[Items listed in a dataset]

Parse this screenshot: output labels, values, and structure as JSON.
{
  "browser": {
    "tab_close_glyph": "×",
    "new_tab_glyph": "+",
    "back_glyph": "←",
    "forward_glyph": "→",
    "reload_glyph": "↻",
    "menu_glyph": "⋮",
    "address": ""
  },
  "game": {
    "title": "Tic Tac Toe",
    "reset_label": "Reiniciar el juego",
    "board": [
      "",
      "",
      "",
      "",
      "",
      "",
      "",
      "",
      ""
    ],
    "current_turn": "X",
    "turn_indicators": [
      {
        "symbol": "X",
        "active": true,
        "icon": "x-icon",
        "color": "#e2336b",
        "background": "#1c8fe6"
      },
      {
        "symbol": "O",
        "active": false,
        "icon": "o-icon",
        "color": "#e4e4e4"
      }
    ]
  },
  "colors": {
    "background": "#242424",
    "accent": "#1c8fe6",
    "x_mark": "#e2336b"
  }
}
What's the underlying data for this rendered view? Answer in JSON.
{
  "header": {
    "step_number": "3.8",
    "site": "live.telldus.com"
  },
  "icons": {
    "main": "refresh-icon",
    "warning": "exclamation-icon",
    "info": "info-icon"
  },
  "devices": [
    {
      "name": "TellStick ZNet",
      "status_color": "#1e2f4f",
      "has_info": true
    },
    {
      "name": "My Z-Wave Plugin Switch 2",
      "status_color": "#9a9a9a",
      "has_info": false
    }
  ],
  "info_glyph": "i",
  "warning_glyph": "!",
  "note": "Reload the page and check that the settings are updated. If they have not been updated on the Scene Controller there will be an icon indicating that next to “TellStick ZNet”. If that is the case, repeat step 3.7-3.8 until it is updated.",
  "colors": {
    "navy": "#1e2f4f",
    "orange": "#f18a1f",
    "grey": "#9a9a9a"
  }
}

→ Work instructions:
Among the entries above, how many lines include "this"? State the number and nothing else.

→ Solution to the problem:
2